SUBSCRIBE NOW
As low as $1 for 3 months
SUBSCRIBE NOW
As low as $1 for 3 months

The 'Ozark Trail'

Kathie Bell
Special to the Globe
A system of roads from the early 20th century. SUBMITTED PHOTO

It wasn't a pioneer trail which came through Dodge City, but it was a trail none the less. And, in the 1960s, it was not welcomed by folks around here.

It was called the "Ozark Trail," though most of it ran nowhere near the Ozarks.

This trail was an automobile trail, which predated the U.S. Federal Highway System.

The Ozark Trails Association, formed by Arkansan William "Coin" Harvey in 1913, organized the network of roads primarily in the Ozarks and Oklahoma. The dream was to create a greatly improved car route from St. Louis, Mo. to Las Vegas. The main route mostly followed that of future U.S. Highway 66.

This "highway" did not travel in a beeline. It followed section-line roads which resulted in right angle turns almost every mile.

Some organizers had dreams of a more extensive network, with roads covering nine states and parts of the Trail going as far west as Denver; Las Vegas, New Mexico and El Paso, Texas.

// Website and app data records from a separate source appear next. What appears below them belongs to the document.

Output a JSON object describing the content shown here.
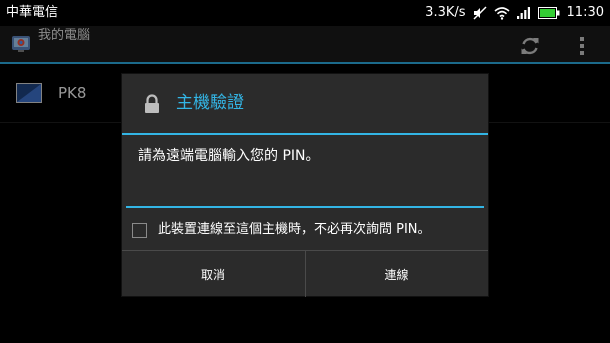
{
  "status_bar": {
    "carrier": "中華電信",
    "data_speed": "3.3K/s",
    "time": "11:30",
    "icons": [
      "mute-icon",
      "wifi-icon",
      "signal-icon",
      "battery-icon"
    ],
    "battery_color": "#33cc33"
  },
  "app_bar": {
    "title": "我的電腦",
    "refresh_icon": "refresh-icon",
    "overflow_icon": "overflow-menu-icon"
  },
  "hosts": [
    {
      "name": "PK8",
      "icon": "monitor-icon"
    }
  ],
  "dialog": {
    "title": "主機驗證",
    "title_icon": "lock-icon",
    "message": "請為遠端電腦輸入您的 PIN。",
    "pin_value": "",
    "checkbox_label": "此裝置連線至這個主機時，不必再次詢問 PIN。",
    "checkbox_checked": false,
    "cancel_label": "取消",
    "connect_label": "連線"
  },
  "colors": {
    "accent": "#33b5e5",
    "background": "#000000",
    "dialog_bg": "#2b2b2b"
  }
}
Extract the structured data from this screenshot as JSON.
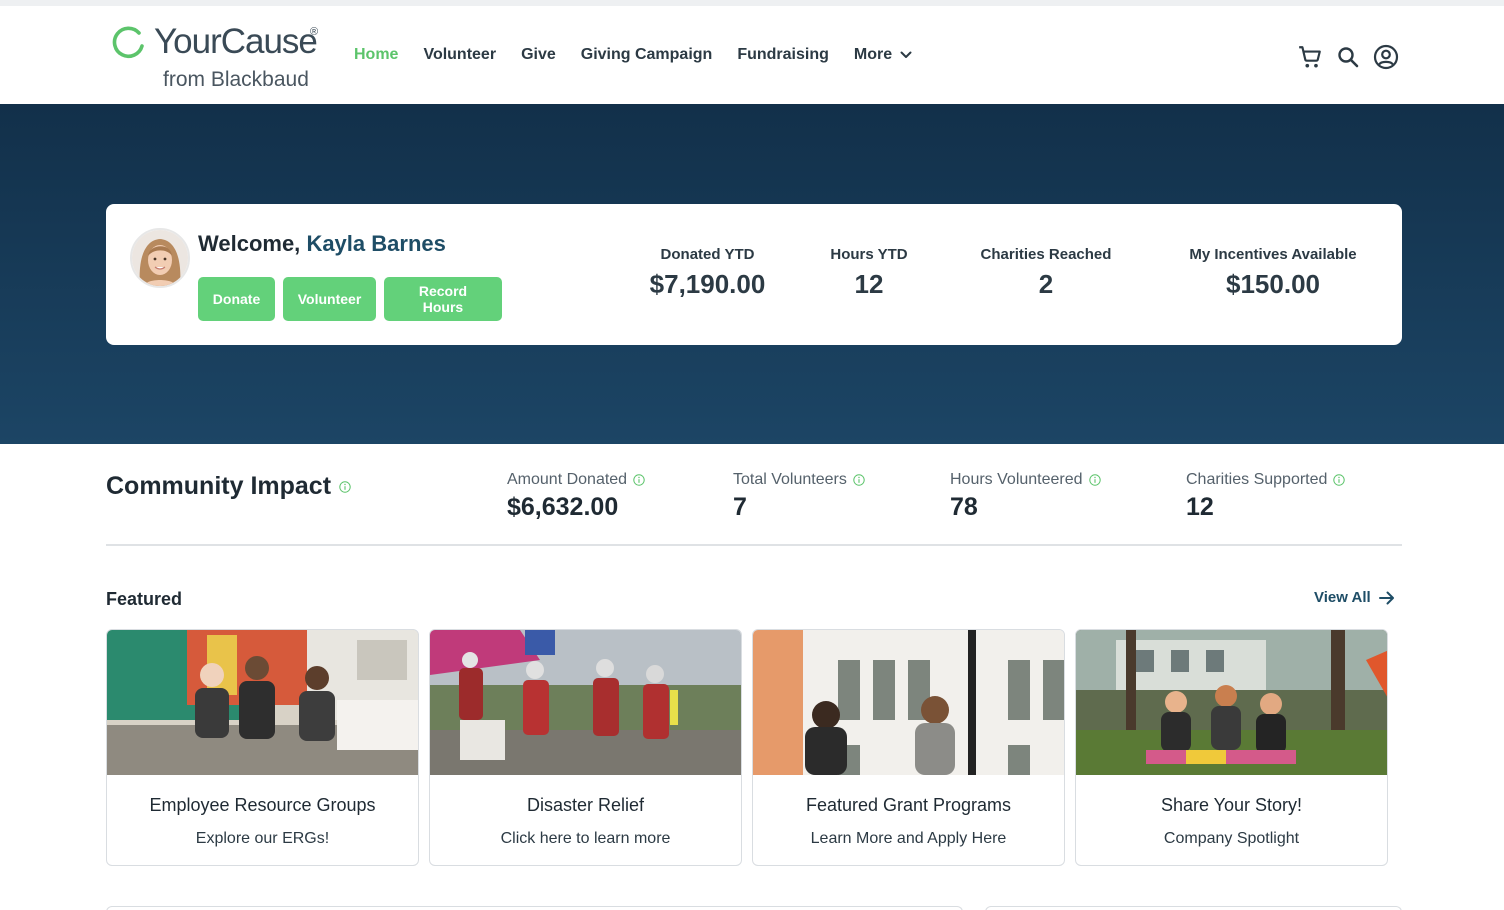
{
  "brand": {
    "name": "YourCause",
    "registered": "®",
    "tagline": "from Blackbaud"
  },
  "nav": {
    "items": [
      "Home",
      "Volunteer",
      "Give",
      "Giving Campaign",
      "Fundraising"
    ],
    "more_label": "More",
    "active": "Home"
  },
  "header_icons": [
    "cart-icon",
    "search-icon",
    "account-icon"
  ],
  "welcome": {
    "greeting": "Welcome,",
    "name": "Kayla Barnes",
    "buttons": {
      "donate": "Donate",
      "volunteer": "Volunteer",
      "record_hours": "Record Hours"
    }
  },
  "ytd_stats": [
    {
      "label": "Donated YTD",
      "value": "$7,190.00"
    },
    {
      "label": "Hours YTD",
      "value": "12"
    },
    {
      "label": "Charities Reached",
      "value": "2"
    },
    {
      "label": "My Incentives Available",
      "value": "$150.00"
    }
  ],
  "community_impact": {
    "title": "Community Impact",
    "stats": [
      {
        "label": "Amount Donated",
        "value": "$6,632.00"
      },
      {
        "label": "Total Volunteers",
        "value": "7"
      },
      {
        "label": "Hours Volunteered",
        "value": "78"
      },
      {
        "label": "Charities Supported",
        "value": "12"
      }
    ]
  },
  "featured": {
    "title": "Featured",
    "view_all": "View All",
    "cards": [
      {
        "title": "Employee Resource Groups",
        "subtitle": "Explore our ERGs!"
      },
      {
        "title": "Disaster Relief",
        "subtitle": "Click here to learn more"
      },
      {
        "title": "Featured Grant Programs",
        "subtitle": "Learn More and Apply Here"
      },
      {
        "title": "Share Your Story!",
        "subtitle": "Company Spotlight"
      }
    ]
  },
  "colors": {
    "accent_green": "#63d17a",
    "nav_active": "#5cc46b",
    "hero_navy": "#16385a",
    "name_teal": "#1e4d66"
  }
}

The branch of this vast system proposed to go through Kansas followed today's U.S. Highway 400. It traveled through Wichita west to Dodge City and Garden City.

The Association adopted and marked primarily the main route from St. Louis to Las Vegas, New Mexico. Many of its branches were "adopted" but not marked, and some parts, including that which passed through western Kansas and Dodge City, were merely "promoted."

Without federal assistance, local communities and private citizens maintained much of this system of thoroughfares.

However, the U.S. government got involved when it completed the first federal highway project, building the Newcastle Bridge along the Trail between Newcastle, Okla. and Oklahoma City in 1923.

In 1926, with the establishment of Highway 66, which ran from Chicago to Los Angeles, the Ozark Trail passed into obscurity.

In the 1966, efforts were made in Kansas, Arkansas, Missouri and Oklahoma to revive this network of highways.

While in Dodge City for a longhorn celebration, Stone County, Mo. deputy sheriff, Ralph L. Hooker of Carthage appeared in the "Dodge City Daily Globe" on July 6, 1966.

He was in the process of riding all 2,500 miles of the Ozark Trail in an endeavor to promote this network of roads.

Apparently, people around here didn't know the Ozark Trail was a 20th century automobile route. An editorial by the Globe on the same date opposed the Trail stating "We were thunderstruck the other day when we were told that Dodge City is on the Ozark Trail.....Those Indians of the old Ozark frontier used to make a detour to the west, we guess."

The editorial went on to say Kansas Gov. William Avery must have gone along with the concept of this Trail by merely picking tourist attractions, including Dodge City, to be part of the Trail.

Though interstate highways replaced Highway 66, which had replaced the Ozark Trail, Highway 66 retains a strong presence though the central and southwestern U.S.

On the other hand, little is said of the Ozark Trail.

In the 1920s the Ozark Trails Association erected 21 large obelisks. Today, only seven of these remain in Oklahoma.

The map from Wikipedia shown here is a comprehensive depiction of the routes comprising the Ozark Trails.